We last ate Hrishikesh Desai’s food on our 45th wedding anniversary. Five years later, to the day, we were back for the “big one”. It was a dinner that promised to be exciting . Desai often takes local ingredients and presents a dish that, at first, you think is going to be a prime example of Modern British cuisine. But, skilfully and confidently, he weaves an Indian spice or flavouring into the food. It could all be a bit fusiony and a bit of a “show off” but it isn’t and it really works.
The eponymous restaurant is the main dining experience at the Gilpin Hotel and it’s spaced over several rooms in the main house. This gives a feeling of small scale intimacy – there were only five other tables in the room where we were seated. There’s a nice bar and lounge but it was a lovely evening and we took aperitifs on the terrace.
The tasting menu kicks off with a couple of snacks. A single bite pastry case, filled with Cumbrian beef tartare and topped with a potato foam. And a tiny “cornetto”, filled with a goat’s cheese mousse and topped with a ball of red pepper gel. Yes, it looks exactly like something you’d get off the ice cream van.
The first starter was our favourite course. Isle of Wight cherry tomatoes had been semi-dehydrated to concentrate the flavour and were dressed with a coriander oil. A delicious gazpacho was poured around. And, as a centrepiece to the plate, a spoonful of tomato sorbet – not something to die for, but a recipe maybe to kill for. This plate was a stunner. That was followed by duck liver parfait which was as rich a flavour as you’re going to want to come across. There’s a little jalapeno and cherry compote to cut through it. And two mini brioche on the side – and not just any old broche. These have been flavoured with masala spices from the classic Mumbai street food, pav bhaji. My wife has an aversion to liver, so was served a vegetarian alternative – a concoction of aubergine and mushrooms, both cooked and raw. Also excellent.
The fish course featured perfectly poached lobster tail. There’s also shredded lobster meat. It’s dressed with an excellent, and very refined, sambar sauce – a very rustic version was last seen in one of our favourite Indian restaurants, accompanying a dosa. Lamb “laal maas” was a new dish on the menu. There was lamb loin and a croquette of long braised lamb neck fillet – both absolutely delicious. Different preparations of carrot came together in a very elegant preparation, bringing a sweetness that contrasted nicely with a perky laal maas sauce.
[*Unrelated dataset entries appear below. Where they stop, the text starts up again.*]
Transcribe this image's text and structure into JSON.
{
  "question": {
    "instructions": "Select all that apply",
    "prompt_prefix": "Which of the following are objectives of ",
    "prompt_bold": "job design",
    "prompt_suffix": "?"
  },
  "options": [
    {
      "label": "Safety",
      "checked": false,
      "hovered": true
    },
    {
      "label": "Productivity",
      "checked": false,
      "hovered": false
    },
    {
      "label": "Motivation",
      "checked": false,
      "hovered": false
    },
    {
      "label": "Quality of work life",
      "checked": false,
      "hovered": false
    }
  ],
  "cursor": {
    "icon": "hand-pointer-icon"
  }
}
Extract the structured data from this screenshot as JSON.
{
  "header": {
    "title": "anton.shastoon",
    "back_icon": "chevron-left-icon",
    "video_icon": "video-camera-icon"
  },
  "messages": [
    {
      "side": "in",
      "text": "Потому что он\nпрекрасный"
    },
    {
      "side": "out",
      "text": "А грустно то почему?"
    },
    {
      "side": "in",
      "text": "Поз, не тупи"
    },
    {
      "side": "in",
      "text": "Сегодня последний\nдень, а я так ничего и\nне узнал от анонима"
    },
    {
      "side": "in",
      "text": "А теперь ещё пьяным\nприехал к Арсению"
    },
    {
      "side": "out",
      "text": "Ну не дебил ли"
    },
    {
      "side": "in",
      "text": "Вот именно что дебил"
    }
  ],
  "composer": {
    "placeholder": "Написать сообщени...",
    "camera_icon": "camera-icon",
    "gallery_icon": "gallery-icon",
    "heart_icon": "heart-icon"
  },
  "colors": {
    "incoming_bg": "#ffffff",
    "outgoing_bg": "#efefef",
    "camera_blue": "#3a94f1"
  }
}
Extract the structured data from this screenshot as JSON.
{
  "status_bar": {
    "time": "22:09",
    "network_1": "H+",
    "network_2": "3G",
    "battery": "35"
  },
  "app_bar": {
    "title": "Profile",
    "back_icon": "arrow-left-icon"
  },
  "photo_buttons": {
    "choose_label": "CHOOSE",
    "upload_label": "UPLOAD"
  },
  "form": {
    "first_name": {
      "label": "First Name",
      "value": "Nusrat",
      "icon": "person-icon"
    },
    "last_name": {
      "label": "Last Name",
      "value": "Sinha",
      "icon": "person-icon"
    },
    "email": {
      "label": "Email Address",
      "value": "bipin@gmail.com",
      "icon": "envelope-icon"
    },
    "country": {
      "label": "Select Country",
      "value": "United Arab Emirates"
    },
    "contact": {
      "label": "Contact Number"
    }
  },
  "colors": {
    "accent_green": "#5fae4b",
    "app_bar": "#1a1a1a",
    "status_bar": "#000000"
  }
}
Apparently, Desai had previously felt unable to prepare the dish because he couldn’t reliably source the traditional Mathania chillis used in Rajasthan
For the first dessert, there was a pastry case, filled with a passion fruit cream. That’s topped with alternating raspberries and mini meringues. Alongside a lovely yoghurt sorbet and, even here, Desai finds room for a little spice, incorporating just a hint of black pepper.
If the first dish of tomatoes was our favourite, our final dish proved to be the one that we felt just didn’t come together completely. There was a lovely chocolate delice, along with banana bread and pannacotta, with a milk sorbet on the side.
We finished with good coffee and petit fours.
Service throughout, both from the main server and the sommelier, had been excellent.
I rarely mention restaurant prices. They are what they are. But, at £95, this represents exceptionally good value.